START GIVEN RECORDS

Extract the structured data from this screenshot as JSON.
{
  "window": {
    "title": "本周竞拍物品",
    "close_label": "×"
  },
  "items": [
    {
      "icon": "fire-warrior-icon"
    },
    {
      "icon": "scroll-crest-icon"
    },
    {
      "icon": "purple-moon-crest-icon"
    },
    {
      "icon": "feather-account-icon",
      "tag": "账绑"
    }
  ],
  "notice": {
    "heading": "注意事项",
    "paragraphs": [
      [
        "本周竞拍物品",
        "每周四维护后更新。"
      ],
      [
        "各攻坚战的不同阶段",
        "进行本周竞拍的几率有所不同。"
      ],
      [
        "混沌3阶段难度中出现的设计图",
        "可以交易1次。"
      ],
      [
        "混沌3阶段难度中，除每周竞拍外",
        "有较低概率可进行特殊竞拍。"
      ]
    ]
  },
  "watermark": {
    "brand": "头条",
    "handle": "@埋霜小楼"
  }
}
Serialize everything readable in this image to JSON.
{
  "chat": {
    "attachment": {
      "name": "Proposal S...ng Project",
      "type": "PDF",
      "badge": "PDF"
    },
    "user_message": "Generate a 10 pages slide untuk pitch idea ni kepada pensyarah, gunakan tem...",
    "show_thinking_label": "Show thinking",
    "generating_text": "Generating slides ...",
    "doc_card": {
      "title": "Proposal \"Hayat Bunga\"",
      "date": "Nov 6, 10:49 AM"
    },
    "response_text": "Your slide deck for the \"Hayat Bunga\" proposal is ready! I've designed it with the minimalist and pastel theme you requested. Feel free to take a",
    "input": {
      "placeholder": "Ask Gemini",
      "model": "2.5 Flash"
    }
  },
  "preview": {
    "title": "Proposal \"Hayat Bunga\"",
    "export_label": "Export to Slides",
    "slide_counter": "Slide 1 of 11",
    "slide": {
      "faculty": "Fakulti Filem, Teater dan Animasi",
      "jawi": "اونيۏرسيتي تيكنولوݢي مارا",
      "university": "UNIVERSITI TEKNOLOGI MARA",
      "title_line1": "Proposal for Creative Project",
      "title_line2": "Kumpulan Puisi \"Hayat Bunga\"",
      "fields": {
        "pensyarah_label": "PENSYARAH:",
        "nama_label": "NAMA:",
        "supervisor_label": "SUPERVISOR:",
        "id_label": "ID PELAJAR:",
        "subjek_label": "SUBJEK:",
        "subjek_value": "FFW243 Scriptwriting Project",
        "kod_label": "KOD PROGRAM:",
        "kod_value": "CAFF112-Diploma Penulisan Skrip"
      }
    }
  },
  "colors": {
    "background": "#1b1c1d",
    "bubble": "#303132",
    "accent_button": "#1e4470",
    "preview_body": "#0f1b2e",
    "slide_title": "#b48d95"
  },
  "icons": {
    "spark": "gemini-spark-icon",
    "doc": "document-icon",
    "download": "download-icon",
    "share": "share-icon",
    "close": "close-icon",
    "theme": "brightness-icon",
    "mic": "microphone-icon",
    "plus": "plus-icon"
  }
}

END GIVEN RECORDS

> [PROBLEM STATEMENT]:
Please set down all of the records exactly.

> [EXERCISE RESPONSE]:
Extract the structured data from this screenshot as JSON.
{
  "window": {
    "title": "本周竞拍物品",
    "close_label": "×"
  },
  "items": [
    {
      "icon": "fire-warrior-icon"
    },
    {
      "icon": "scroll-crest-icon"
    },
    {
      "icon": "purple-moon-crest-icon"
    },
    {
      "icon": "feather-account-icon",
      "tag": "账绑"
    }
  ],
  "notice": {
    "heading": "注意事项",
    "paragraphs": [
      [
        "本周竞拍物品",
        "每周四维护后更新。"
      ],
      [
        "各攻坚战的不同阶段",
        "进行本周竞拍的几率有所不同。"
      ],
      [
        "混沌3阶段难度中出现的设计图",
        "可以交易1次。"
      ],
      [
        "混沌3阶段难度中，除每周竞拍外",
        "有较低概率可进行特殊竞拍。"
      ]
    ]
  },
  "watermark": {
    "brand": "头条",
    "handle": "@埋霜小楼"
  }
}
Serialize everything readable in this image to JSON.
{
  "chat": {
    "attachment": {
      "name": "Proposal S...ng Project",
      "type": "PDF",
      "badge": "PDF"
    },
    "user_message": "Generate a 10 pages slide untuk pitch idea ni kepada pensyarah, gunakan tem...",
    "show_thinking_label": "Show thinking",
    "generating_text": "Generating slides ...",
    "doc_card": {
      "title": "Proposal \"Hayat Bunga\"",
      "date": "Nov 6, 10:49 AM"
    },
    "response_text": "Your slide deck for the \"Hayat Bunga\" proposal is ready! I've designed it with the minimalist and pastel theme you requested. Feel free to take a",
    "input": {
      "placeholder": "Ask Gemini",
      "model": "2.5 Flash"
    }
  },
  "preview": {
    "title": "Proposal \"Hayat Bunga\"",
    "export_label": "Export to Slides",
    "slide_counter": "Slide 1 of 11",
    "slide": {
      "faculty": "Fakulti Filem, Teater dan Animasi",
      "jawi": "اونيۏرسيتي تيكنولوݢي مارا",
      "university": "UNIVERSITI TEKNOLOGI MARA",
      "title_line1": "Proposal for Creative Project",
      "title_line2": "Kumpulan Puisi \"Hayat Bunga\"",
      "fields": {
        "pensyarah_label": "PENSYARAH:",
        "nama_label": "NAMA:",
        "supervisor_label": "SUPERVISOR:",
        "id_label": "ID PELAJAR:",
        "subjek_label": "SUBJEK:",
        "subjek_value": "FFW243 Scriptwriting Project",
        "kod_label": "KOD PROGRAM:",
        "kod_value": "CAFF112-Diploma Penulisan Skrip"
      }
    }
  },
  "colors": {
    "background": "#1b1c1d",
    "bubble": "#303132",
    "accent_button": "#1e4470",
    "preview_body": "#0f1b2e",
    "slide_title": "#b48d95"
  },
  "icons": {
    "spark": "gemini-spark-icon",
    "doc": "document-icon",
    "download": "download-icon",
    "share": "share-icon",
    "close": "close-icon",
    "theme": "brightness-icon",
    "mic": "microphone-icon",
    "plus": "plus-icon"
  }
}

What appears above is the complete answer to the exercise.